Where have the followers gone?
Sure, 2021 was a good year for the platform, but BeReal is losing followers. Pitched as a haven for authenticity trailblazers Gen Z, the app seems to have lost its appeal quickly, with monotony touted by some for the lack of intrigue it holds.
Followers have quickly grown bored of seeing the same messy apartment, laptop screen, or limp salad for lunch, and the spell broke. The statistics tell the tale.
In October 2022, BeReal downloads reached an average of 15.2 million worldwide, seemingly enjoying success. But downloads for February 2023 have decreased to 4.2 million, according to Apptopia data.
Active daily users have also dwindled, decreasing by nearly 52% from around 14.7 million in October to 7.7 million in February.
BeReal and education marketing
When I downloaded BeReal. I was surprised to find that 17 of my contacts have profiles. Nice!
However, none were actively using the platform to upload their daily lives. To see what this app was about, I had to go into Discovery mode and quickly realized the limiting capacity of the app.
It was pictures of strangers and what they were doing, unfiltered, as promised. The authenticity was there, but I found the browsing tedious and grew bored quickly.
BeReal doesn’t offer paid ads. The content was not interactive, enticing, or engaging. Due to the lack of connection, it’s fair to say that this is not the place to engage with prospective students.
Brands with a solid social media presence across other platforms seem to be the only ones using BeReal as a creative platform for marketing purposes. For emerging brands though, BeReal is unlikely to drive sales unless there are extensive changes to the app.
What we think
It’s too early to write off the app completely. With the new Spotify feature allowing users to share what they are listening to along with their posts, BeReal may have a few interactive cards up their sleeves, allowing them to compete against other social media platforms.
The unfortunate trend surrounding Meta giants Facebook and Instagram “lending” ideas from other platforms can eradicate the need for followers to try alternatives. Although we love spending time scrolling, having multiple features on one app is convenient and frankly addictive.
The decline in Gen Z followers proves authenticity is rare – while the idea behind the BeReal is inspirational, it must attract more users and retain current ones.
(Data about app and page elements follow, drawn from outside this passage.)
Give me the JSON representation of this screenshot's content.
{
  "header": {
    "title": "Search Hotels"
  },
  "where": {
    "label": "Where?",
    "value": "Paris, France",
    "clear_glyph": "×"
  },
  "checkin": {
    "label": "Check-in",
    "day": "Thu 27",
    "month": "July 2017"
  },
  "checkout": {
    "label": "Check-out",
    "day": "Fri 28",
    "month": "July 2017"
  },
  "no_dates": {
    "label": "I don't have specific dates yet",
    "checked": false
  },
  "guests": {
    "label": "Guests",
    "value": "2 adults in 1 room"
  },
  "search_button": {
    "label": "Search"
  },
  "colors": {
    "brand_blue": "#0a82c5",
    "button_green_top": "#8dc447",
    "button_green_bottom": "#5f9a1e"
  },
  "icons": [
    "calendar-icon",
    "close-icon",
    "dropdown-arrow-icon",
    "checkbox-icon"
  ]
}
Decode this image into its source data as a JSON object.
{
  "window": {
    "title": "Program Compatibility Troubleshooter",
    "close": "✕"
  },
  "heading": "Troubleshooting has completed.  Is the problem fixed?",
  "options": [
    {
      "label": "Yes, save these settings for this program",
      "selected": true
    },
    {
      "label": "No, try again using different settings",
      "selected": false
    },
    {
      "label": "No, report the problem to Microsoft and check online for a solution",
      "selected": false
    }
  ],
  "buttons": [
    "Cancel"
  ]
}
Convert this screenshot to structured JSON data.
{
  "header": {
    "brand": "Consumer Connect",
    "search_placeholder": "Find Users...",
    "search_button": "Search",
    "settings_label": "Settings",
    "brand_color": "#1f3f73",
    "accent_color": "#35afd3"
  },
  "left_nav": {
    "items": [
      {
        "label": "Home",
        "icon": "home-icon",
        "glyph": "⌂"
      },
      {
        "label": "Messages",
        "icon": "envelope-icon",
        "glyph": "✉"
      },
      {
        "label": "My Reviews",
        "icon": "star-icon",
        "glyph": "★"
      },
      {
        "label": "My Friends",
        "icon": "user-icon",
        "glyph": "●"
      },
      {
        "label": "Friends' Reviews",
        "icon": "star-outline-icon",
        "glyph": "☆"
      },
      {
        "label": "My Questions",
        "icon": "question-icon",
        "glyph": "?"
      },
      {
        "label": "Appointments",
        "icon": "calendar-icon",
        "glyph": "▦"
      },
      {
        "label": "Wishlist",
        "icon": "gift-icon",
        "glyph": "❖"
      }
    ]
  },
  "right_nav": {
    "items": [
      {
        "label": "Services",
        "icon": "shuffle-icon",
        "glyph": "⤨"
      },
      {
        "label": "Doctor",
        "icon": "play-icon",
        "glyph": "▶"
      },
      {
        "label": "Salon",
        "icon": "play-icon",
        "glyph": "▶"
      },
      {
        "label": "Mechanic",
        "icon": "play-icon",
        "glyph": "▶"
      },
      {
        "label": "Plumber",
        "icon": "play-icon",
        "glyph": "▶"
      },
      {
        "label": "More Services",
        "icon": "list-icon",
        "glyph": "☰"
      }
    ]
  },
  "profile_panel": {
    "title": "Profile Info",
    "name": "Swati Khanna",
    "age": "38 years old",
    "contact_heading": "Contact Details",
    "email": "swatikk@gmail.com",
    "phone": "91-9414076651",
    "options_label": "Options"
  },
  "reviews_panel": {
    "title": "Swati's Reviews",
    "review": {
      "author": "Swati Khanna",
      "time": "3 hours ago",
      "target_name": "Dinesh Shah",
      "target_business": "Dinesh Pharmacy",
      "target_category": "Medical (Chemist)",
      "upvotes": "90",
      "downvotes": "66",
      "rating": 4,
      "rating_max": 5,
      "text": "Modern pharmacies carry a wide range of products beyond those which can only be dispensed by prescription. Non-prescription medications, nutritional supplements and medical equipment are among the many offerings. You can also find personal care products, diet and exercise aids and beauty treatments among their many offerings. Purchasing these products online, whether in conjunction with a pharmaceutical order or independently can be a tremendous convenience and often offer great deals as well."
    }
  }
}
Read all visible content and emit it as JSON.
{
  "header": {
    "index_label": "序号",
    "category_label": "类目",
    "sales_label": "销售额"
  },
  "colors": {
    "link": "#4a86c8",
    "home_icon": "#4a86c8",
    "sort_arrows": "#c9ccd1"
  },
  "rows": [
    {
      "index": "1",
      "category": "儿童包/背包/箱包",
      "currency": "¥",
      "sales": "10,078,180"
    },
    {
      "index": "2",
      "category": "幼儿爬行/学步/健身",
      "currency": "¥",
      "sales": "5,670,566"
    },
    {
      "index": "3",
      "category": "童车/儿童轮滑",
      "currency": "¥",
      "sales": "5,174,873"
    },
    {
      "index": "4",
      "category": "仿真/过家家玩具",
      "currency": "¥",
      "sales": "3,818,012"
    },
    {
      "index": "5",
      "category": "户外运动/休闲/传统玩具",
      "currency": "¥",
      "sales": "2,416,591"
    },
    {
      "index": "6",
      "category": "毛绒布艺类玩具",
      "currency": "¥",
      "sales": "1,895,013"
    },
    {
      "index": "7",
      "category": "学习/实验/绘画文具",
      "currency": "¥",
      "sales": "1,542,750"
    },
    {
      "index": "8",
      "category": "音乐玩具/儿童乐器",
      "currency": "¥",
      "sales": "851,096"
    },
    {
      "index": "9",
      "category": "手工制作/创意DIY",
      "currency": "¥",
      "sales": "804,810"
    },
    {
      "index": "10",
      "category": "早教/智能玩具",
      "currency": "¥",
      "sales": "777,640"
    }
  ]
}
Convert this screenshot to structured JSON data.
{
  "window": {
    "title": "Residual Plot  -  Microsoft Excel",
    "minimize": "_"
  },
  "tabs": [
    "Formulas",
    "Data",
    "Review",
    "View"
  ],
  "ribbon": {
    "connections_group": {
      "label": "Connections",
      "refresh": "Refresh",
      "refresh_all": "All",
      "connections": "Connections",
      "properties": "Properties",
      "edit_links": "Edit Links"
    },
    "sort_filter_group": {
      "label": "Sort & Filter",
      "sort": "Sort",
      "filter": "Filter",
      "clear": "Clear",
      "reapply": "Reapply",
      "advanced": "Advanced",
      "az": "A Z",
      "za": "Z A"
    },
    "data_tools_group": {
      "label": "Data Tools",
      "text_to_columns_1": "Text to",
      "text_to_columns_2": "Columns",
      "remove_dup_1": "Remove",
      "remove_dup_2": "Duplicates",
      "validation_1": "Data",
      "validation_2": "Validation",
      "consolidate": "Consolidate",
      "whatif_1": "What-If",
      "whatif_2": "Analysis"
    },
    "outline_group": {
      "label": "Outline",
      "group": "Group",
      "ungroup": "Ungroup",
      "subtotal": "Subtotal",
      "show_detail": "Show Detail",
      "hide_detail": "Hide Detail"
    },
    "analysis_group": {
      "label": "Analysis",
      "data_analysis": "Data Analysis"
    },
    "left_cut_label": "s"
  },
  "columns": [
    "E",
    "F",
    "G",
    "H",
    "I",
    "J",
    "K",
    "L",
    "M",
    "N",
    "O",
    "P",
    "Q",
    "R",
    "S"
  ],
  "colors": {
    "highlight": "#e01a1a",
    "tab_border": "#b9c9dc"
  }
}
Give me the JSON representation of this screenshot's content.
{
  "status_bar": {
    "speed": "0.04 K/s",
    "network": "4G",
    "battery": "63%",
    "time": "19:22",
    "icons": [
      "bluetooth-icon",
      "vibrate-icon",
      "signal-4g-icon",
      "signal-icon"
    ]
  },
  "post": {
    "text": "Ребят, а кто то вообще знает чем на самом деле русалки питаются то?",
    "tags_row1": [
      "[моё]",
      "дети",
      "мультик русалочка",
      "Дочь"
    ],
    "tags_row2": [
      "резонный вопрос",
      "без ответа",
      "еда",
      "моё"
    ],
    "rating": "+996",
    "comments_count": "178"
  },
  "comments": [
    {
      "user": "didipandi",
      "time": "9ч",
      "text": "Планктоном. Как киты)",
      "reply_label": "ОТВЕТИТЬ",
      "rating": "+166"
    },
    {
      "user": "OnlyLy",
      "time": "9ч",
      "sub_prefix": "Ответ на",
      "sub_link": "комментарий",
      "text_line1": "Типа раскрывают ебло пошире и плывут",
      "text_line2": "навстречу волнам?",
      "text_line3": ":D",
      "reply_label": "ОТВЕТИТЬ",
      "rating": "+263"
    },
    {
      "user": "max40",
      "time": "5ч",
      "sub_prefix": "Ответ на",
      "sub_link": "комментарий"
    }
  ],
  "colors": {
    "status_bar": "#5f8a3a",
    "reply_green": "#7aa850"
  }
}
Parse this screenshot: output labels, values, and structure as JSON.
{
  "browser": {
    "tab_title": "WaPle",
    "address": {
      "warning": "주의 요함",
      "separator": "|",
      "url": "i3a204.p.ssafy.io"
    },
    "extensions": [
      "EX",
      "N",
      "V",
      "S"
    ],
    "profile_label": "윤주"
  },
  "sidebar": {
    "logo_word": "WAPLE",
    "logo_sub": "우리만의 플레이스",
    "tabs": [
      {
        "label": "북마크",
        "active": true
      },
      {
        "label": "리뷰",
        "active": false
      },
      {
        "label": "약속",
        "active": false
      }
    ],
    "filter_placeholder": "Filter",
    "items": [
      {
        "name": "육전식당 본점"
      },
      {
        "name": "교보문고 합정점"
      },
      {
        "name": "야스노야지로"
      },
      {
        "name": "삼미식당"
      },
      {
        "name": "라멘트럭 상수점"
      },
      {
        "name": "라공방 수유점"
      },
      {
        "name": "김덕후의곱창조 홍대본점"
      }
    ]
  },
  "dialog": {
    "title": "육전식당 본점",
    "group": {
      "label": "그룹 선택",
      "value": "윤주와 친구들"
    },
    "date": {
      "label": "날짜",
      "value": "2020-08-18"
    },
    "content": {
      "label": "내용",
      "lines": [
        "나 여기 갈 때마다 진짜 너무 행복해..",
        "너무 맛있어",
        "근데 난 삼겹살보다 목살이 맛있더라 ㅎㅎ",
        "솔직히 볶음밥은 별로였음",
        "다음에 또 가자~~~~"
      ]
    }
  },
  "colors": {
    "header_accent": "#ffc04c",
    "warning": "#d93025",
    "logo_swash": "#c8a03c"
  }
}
It seems to be failing at both.
BeReal doesn’t seem addictive and won’t keep me entertained for hours. But with the controversy surrounding how much time we spend on our devices, isn’t that the point?